Amprobe BAT-250 Battery Tester: I do not know anyone that is sorry they purchased or gifted an inexpensive battery tester. Mine sits in my desk drawer and is used 3 or 4 times a week. This newer version is an upgrade from the BAT-200 and well worth the additional dollar in cost. I especially like the redesigned side cradle that holds batteries securely in place during testing – no more erratic battery readings from movement off contacts.
Morakniv Craftline Q Allround Fixed Blade Utility Knife: ANOTHER FAVORITE! Also known as the Mora 511, this is now my favorite knife. It is made of Swedish steel and is super sharp. Many Backdoor Survival have emailed me indicating this is now their favorite knife too.
54 Responses to “Getting Out of Dodge: The Survival Retreat”

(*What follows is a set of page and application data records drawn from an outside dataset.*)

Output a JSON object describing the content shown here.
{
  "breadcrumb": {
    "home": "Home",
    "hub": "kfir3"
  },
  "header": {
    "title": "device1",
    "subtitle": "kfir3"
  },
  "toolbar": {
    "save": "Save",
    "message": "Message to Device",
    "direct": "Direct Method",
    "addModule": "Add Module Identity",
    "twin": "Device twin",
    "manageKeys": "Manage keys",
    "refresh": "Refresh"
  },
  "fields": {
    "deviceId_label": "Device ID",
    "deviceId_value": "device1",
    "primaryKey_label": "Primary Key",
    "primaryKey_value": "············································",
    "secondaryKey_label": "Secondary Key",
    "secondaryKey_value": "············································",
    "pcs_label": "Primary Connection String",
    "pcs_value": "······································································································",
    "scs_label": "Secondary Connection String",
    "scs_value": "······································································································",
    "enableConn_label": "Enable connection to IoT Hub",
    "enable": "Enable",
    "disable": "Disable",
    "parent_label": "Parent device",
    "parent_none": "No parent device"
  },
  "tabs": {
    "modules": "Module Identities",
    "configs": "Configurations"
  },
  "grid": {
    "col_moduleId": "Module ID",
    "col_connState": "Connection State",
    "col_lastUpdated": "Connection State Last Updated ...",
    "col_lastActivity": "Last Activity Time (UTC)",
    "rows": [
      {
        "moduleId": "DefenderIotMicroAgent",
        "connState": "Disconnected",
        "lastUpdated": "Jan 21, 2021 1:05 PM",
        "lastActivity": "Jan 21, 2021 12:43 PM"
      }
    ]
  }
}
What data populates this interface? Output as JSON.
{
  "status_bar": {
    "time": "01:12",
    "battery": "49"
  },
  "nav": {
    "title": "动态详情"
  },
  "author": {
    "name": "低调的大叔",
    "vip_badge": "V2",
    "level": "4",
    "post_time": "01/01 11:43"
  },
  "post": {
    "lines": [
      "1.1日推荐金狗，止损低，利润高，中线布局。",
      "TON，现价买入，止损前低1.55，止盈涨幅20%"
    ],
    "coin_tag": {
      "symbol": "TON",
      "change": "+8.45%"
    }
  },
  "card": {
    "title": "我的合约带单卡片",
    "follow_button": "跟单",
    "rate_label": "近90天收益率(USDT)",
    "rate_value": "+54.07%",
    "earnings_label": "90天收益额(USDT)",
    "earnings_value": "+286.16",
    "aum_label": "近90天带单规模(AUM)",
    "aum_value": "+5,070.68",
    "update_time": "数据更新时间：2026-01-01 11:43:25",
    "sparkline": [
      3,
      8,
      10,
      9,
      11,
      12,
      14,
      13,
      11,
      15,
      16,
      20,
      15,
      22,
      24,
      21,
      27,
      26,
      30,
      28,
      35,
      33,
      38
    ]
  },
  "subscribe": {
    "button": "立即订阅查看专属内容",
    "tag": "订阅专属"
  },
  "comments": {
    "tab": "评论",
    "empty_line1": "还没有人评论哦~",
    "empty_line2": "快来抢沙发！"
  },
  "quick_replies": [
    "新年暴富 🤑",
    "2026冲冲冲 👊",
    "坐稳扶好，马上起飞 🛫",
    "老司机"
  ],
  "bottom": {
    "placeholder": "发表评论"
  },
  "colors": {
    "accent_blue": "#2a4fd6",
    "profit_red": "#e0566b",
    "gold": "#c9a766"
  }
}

I have a large farm in Northern Arkansas. Lake with a hydroelectric plant. Gas wells for income and uses. My house is about 7500 sq ft. And more than a mile off a dirt road that a school bus travels daily. We garden , have cattle chickens and rabbits. Been here surviving or thriving sense 1988.
Gaye, Please come to Southwest Utah and check it out. Cedar City has the medical and land and such nice people. If you want privacy you can have it.
St. George is way too hot in the summers but we are just about perfect. Lots to do and lots of close by places to hike and just have fun in.
I have a 5 acre forested beginning homestead in Morgan County, Mo. There are no zoning laws, low taxes, and the people here are really nice. I had hoped to become self-employed here, but things just haven’t worked out. This area is a low wage one, and you typically have to drive a long ways to get to work. During the so-called good times: everyone has a low paying job. During bad times: no jobs, or jobs so far away that one would have to work for several hours each day just to pay for the gas. It would still be an ideal place if one had an on-line business unless it required shipping small quantities every day. The USPS is 12 miles away. A Fedex drop box is 23 miles away. I didn’t know where to start in discovering a non-scam on-line low cost business. I ended up heading first to west Oklahoma, then to west Texas to work in the oil fields 2 years ago right before the price of oil collapsed.
I was seriously considering making Texas my new home state, but I have found no place that meets my requirements of being close enough to wealthier communities (potential customers of pasture raised poultry) while not living in an urban area except for close to Austin. My research into that area though lead to the discovery that the area is already saturated with farmers markets. It is also the home of Whole Foods, a the area has a pretty large fresh food delivery company that even delivers to the Dallas area. What this means to me is that the price of fresh food is going to drop in that area, and only the established big growers and small producers willing to work for peanuts will remain. I ve also considered the Denton area, but the police departments in that area are corrupt.
I have therefore decided to move back to Missouri here in a few days. This time I will be living a bit further east where the wages aren’t so low and jobs are more plentiful. I intend to live in an RV park while trying to find odd jobs to do. I will also be looking for fixer-upper pasture land that I can lease long term so that I can raise livestock. Once I find that place, I hope to move my travel trailer there if it has a well and septic.